## Task to carry out
A single number is needed: how many lines of the data hold the word "description".

## Input data
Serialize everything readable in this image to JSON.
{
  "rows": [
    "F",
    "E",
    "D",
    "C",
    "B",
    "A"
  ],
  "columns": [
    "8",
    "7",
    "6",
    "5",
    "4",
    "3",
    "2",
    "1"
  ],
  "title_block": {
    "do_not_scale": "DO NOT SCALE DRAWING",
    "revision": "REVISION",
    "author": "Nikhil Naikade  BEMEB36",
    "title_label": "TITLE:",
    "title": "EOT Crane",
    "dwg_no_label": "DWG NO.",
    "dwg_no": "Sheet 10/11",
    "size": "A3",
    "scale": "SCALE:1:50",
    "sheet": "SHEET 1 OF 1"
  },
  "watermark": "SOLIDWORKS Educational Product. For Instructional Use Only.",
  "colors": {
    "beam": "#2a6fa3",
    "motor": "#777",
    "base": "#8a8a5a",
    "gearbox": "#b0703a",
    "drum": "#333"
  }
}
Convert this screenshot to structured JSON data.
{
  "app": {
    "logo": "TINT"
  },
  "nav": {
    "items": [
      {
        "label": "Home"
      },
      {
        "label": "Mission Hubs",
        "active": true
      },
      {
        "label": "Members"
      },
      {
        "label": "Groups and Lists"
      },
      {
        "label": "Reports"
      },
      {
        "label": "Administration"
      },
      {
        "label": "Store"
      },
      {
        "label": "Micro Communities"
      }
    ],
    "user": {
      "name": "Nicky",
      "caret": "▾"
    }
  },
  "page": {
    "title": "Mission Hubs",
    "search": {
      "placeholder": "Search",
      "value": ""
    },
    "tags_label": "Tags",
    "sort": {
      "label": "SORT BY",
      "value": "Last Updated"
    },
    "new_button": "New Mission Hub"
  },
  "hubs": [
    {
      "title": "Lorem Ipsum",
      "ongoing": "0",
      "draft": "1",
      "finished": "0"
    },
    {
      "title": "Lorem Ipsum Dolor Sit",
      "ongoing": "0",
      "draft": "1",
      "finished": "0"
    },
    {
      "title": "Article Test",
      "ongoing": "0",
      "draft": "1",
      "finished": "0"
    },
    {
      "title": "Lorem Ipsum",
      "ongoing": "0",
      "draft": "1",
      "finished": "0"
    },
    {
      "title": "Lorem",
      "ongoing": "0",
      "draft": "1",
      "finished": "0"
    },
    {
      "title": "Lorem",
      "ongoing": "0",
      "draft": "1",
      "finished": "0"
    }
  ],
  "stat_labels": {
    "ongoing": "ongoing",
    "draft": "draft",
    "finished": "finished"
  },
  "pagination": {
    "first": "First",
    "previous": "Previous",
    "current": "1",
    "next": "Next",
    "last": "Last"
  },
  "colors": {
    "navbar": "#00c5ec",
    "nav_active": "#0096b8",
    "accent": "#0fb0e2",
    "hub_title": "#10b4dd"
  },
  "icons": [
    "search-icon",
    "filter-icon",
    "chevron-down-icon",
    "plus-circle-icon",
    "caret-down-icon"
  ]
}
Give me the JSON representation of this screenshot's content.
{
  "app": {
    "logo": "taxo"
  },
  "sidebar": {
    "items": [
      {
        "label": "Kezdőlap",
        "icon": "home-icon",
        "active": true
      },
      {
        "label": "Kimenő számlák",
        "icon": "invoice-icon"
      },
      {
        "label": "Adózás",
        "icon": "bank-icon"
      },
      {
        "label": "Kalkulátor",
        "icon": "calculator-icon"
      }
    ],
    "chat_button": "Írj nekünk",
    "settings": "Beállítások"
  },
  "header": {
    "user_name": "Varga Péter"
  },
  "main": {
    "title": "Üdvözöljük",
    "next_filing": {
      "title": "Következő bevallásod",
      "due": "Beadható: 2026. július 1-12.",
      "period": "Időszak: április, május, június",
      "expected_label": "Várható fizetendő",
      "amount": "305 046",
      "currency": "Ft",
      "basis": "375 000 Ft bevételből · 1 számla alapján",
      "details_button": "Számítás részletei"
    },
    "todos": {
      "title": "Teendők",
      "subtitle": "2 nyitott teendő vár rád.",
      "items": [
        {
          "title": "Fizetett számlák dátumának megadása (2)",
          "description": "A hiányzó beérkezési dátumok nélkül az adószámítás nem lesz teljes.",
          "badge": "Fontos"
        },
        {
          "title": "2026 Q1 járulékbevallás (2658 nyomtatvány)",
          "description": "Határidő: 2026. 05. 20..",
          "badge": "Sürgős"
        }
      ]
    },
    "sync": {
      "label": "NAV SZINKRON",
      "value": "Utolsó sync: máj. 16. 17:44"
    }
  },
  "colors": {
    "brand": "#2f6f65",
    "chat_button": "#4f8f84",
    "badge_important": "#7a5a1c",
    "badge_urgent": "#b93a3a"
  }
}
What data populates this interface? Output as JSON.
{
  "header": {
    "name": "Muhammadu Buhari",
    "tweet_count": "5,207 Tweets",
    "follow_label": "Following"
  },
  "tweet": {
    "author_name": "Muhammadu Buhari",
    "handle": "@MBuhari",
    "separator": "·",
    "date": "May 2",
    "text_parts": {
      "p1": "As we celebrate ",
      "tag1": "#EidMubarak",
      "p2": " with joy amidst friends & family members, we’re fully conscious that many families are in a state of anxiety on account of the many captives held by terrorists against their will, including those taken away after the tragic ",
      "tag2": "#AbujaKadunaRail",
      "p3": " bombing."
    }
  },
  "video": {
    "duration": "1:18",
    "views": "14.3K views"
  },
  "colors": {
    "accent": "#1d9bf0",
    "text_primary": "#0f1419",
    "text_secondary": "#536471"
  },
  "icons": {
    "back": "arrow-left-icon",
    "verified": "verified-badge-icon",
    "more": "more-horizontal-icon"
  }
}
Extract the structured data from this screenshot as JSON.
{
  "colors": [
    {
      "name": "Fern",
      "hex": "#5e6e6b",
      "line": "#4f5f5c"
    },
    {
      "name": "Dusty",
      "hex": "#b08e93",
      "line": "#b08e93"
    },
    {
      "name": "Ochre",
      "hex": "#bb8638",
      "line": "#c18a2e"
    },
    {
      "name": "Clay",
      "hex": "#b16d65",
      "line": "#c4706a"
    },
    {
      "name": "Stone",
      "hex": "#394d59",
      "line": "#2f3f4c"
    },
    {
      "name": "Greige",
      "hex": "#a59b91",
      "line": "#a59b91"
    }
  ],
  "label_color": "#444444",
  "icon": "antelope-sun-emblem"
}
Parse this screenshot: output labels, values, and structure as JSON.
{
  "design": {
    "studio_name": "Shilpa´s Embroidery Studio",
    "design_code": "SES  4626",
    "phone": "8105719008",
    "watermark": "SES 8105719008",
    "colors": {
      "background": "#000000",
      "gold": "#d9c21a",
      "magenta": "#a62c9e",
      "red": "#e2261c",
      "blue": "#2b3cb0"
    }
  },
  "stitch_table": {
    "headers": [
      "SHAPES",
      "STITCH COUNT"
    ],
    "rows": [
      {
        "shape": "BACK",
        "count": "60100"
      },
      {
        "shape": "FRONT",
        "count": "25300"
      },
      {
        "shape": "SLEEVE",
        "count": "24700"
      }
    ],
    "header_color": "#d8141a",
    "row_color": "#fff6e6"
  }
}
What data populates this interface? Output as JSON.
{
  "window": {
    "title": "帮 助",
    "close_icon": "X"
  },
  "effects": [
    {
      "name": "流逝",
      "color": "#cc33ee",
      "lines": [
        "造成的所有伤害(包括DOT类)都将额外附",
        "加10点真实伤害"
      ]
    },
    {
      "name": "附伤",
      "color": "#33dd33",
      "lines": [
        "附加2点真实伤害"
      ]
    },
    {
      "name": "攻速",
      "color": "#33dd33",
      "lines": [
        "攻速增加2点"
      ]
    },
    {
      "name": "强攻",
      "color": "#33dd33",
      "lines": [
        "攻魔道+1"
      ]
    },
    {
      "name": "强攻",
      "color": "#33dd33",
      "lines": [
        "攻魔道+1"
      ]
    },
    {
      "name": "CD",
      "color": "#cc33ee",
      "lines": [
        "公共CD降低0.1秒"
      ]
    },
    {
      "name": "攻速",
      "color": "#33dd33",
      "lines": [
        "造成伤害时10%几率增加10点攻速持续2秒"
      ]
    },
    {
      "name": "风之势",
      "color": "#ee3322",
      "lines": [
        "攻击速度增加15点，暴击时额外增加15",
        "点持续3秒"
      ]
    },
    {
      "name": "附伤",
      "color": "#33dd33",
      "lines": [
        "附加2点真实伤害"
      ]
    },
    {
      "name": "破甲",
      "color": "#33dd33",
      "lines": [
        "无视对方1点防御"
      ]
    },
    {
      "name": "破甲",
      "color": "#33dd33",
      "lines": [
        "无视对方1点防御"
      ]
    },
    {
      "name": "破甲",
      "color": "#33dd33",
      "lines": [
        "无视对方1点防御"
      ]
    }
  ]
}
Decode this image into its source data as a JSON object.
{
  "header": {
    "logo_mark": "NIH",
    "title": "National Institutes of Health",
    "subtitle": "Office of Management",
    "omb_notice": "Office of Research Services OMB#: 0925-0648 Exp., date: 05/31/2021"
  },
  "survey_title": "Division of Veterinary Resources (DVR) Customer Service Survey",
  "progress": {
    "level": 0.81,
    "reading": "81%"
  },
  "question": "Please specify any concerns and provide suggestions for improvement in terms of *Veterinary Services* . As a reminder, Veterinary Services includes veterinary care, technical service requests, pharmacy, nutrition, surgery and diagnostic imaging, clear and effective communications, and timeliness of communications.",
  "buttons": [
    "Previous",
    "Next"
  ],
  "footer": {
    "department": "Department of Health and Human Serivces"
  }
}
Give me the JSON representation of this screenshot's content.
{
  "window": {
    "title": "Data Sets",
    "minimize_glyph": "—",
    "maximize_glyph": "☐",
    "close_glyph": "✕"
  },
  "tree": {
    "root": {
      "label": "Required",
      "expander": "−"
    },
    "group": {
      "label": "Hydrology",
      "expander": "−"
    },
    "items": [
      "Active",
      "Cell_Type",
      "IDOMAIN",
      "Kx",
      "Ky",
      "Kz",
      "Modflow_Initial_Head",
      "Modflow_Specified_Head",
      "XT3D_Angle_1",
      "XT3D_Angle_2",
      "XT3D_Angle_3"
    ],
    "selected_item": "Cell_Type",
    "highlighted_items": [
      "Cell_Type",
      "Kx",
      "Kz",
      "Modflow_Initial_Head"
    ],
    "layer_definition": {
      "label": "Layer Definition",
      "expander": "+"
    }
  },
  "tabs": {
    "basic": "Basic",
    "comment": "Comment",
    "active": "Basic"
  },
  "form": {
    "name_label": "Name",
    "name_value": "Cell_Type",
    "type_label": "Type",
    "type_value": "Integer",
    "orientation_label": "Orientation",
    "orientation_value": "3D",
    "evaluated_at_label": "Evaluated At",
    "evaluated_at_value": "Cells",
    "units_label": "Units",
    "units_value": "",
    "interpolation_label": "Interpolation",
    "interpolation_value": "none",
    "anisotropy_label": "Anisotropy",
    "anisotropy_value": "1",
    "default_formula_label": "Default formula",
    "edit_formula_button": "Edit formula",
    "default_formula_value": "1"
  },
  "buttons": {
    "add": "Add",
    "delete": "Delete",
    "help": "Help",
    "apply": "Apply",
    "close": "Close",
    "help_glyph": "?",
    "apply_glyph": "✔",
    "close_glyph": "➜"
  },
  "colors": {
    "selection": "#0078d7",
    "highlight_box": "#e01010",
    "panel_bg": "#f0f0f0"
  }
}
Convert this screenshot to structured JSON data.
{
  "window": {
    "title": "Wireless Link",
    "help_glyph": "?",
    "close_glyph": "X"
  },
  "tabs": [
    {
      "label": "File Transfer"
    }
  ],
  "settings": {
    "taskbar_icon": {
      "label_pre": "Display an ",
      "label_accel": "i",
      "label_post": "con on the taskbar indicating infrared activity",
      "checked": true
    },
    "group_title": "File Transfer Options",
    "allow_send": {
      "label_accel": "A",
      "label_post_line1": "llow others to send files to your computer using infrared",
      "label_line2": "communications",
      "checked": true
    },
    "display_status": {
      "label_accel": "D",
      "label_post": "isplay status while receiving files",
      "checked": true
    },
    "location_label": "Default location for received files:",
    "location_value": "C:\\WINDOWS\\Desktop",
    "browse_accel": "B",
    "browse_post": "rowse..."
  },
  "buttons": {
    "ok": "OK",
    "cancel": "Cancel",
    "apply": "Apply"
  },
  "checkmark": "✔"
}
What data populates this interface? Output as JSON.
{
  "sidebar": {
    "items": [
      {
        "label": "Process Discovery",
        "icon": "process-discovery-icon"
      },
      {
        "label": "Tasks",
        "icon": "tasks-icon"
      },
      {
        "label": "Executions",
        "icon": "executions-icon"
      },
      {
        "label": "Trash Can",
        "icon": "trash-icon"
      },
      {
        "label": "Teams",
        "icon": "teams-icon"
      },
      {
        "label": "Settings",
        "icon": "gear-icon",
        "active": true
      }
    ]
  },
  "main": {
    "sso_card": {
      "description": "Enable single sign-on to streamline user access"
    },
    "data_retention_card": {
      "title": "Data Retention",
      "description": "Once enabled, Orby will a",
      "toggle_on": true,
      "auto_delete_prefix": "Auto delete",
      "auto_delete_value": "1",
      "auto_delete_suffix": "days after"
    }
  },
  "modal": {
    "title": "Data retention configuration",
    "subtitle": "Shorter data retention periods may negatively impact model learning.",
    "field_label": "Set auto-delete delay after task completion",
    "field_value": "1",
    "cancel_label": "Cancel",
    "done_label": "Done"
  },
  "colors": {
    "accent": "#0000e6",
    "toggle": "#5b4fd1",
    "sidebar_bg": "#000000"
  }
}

## Written response
4